After months of military stalemate, more than 30,000 casualties, millions of displaced people, 36 months of emergency rule and massive arrests, the Burmese military junta is facing an unprecedented series of setbacks on the third anniversary of the coup. This is particularly noteworthy in light of the launch of Operation 1027 (O1027) by the Brotherhood Alliance last October. Comprising three revolutionary factions and backed by various forces, including the People’s Defence Forces of the secretive National Unity Government (NUG), this operation has played a pivotal role in recent developments on the ground.

The Brotherhood Alliance’s military efforts have caused significant casualties and led to large numbers of defections and desertions within the Tatmadaw (Burmese army). Notably, entire battalions have surrendered. The Brotherhood’s most remarkable achievements include the successful capture of Chinshwehaw, on the Chinese border, and the seizure of numerous large and small military outposts in Shan, also on the border, and in Arakan.

The capture of the towns of Laukkai (Kokang) and Paletwa (Chin) had the greatest psychological impact on Tatmadaw soldiers. It led to the sentencing of six generals to death or life imprisonment for surrendering, as well as public and official criticism of junta leader Min Aung Hlaing. In particular, the prominent ultra-nationalist monk Pauk Ko Taw cited him as an example of leniency and endorsed Soe Win, his deputy, as a potential replacement.
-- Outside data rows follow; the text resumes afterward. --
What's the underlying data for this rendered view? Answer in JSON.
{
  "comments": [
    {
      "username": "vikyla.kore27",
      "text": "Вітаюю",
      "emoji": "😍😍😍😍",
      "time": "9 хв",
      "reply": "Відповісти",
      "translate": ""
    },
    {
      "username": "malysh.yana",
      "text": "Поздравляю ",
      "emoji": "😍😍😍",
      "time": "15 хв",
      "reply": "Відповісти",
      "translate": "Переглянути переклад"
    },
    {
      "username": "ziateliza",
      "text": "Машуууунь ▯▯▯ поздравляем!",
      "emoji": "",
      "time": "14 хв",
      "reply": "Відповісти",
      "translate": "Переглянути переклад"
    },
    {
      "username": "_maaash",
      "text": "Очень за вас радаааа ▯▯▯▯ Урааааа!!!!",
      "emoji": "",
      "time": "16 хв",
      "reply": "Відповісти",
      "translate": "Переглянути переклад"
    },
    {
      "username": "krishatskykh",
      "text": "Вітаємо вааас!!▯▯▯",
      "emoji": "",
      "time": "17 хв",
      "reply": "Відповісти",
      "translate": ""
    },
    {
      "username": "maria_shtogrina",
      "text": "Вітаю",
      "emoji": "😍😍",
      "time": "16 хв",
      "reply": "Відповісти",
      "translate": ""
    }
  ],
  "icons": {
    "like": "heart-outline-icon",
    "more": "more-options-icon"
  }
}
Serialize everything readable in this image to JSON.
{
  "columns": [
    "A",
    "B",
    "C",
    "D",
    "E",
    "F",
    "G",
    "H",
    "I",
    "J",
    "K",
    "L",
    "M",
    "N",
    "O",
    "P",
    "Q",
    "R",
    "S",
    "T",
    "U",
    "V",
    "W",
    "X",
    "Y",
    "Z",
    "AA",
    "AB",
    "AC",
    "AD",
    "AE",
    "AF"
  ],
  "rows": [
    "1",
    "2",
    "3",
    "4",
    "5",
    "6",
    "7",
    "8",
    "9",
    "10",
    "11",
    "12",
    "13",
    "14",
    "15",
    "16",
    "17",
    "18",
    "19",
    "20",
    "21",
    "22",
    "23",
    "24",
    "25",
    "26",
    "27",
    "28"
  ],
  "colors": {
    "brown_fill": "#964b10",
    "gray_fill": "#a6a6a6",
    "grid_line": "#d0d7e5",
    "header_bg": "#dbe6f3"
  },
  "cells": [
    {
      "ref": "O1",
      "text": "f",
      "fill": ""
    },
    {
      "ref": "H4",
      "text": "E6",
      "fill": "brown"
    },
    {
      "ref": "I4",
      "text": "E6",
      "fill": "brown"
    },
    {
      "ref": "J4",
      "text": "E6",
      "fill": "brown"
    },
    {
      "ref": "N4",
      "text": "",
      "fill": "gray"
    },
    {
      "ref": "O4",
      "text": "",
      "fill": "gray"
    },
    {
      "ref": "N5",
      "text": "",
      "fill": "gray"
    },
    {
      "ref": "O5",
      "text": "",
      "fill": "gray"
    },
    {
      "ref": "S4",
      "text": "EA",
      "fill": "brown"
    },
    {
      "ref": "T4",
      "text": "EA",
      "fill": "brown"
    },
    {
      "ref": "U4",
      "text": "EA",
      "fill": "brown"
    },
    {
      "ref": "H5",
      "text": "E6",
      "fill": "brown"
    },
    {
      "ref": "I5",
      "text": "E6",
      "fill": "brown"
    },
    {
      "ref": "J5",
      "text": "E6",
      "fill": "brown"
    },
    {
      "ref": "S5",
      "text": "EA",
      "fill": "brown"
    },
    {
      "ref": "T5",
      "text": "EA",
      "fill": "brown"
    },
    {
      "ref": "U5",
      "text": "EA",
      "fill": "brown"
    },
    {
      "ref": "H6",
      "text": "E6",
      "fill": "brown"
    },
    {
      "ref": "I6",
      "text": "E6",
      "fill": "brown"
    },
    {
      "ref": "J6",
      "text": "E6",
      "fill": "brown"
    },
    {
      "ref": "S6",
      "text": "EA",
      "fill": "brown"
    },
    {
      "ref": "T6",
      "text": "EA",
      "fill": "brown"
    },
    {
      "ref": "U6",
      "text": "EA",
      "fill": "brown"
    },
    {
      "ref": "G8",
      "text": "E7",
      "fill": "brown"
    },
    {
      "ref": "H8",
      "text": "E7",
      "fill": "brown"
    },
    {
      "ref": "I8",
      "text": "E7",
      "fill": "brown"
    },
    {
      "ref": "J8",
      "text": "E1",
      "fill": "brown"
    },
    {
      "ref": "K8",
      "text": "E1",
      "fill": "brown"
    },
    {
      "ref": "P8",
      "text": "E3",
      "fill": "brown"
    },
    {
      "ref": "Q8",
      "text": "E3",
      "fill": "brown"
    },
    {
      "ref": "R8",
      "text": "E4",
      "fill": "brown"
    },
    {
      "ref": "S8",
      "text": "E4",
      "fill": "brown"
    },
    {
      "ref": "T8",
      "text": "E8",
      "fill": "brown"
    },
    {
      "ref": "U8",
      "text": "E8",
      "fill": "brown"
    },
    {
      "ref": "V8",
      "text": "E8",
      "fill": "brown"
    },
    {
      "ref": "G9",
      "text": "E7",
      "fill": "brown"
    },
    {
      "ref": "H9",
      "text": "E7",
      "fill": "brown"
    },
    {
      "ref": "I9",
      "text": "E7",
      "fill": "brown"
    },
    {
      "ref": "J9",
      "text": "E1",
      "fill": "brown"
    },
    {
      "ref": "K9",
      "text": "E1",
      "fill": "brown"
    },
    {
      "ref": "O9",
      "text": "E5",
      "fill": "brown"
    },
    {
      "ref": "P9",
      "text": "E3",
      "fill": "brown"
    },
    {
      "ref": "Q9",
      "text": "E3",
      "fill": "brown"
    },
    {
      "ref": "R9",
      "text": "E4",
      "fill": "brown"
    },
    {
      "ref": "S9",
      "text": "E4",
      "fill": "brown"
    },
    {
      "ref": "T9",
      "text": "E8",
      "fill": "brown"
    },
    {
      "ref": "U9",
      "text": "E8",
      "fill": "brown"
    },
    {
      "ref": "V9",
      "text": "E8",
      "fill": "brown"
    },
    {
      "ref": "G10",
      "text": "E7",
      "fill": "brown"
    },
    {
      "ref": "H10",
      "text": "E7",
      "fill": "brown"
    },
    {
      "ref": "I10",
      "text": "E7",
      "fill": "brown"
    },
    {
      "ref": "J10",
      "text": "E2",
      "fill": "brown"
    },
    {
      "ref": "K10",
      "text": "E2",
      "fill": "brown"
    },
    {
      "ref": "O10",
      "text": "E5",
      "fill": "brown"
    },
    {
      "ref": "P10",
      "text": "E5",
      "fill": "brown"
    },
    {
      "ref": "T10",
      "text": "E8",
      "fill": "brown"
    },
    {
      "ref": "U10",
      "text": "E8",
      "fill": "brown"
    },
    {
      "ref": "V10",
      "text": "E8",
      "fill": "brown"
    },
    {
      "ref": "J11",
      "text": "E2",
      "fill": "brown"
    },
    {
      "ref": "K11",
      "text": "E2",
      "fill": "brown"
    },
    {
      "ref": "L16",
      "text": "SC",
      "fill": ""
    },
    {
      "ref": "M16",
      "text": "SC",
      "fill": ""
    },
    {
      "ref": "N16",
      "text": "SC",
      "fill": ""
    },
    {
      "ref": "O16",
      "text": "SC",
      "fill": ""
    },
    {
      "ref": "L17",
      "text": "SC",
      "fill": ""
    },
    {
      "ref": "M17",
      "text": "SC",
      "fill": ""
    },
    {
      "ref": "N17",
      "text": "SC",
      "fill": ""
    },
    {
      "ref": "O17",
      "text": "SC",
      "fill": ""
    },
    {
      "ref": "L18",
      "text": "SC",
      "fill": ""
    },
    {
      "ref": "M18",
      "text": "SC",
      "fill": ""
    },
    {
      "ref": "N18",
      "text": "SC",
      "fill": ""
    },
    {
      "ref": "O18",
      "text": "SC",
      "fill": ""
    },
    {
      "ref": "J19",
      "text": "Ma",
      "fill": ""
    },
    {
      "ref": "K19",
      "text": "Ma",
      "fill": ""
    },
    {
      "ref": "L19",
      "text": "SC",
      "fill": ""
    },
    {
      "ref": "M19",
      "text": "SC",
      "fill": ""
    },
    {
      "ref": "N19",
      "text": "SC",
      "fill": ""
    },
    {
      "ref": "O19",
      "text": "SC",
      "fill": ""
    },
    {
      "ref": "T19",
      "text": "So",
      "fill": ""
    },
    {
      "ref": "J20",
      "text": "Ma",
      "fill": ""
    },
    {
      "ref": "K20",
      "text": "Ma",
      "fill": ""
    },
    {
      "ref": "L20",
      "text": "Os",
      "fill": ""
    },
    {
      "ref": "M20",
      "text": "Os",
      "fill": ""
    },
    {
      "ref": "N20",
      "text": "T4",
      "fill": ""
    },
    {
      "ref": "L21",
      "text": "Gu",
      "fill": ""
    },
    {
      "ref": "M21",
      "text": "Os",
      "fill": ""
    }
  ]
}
As a result, Min Aung Hlaing finds himself in an increasingly precarious position, with rumours circulating about his possible dismissal as military chief, which could see him move into a “civilian” prime ministerial role in a possible coalition government with pro-junta parties. However, many see this as a superficial change, with the hardliners likely to retain control, possibly with Soe Win taking the lead.

In a sign of significant developments, a senior civilian bureaucrat from the Ministry of Foreign Affairs attended the summit of the Association of Southeast Asian Nations (ASEAN) in Laos, the current chair of the organisation. This departure from the junta’s previous practice of sending only military representatives to international summits marks a shift. As for former prime minister and Nobel Peace Prize winner Aung San Suu Kyi, there has been no recognition of the detained and convicted leader, and the military has gone so far as to auction off her house.

To learn more, read our Myanmar conflict factsheet

On the cover photo, young fighters of the Chin National Army (CNA) © Alessandro De Pascale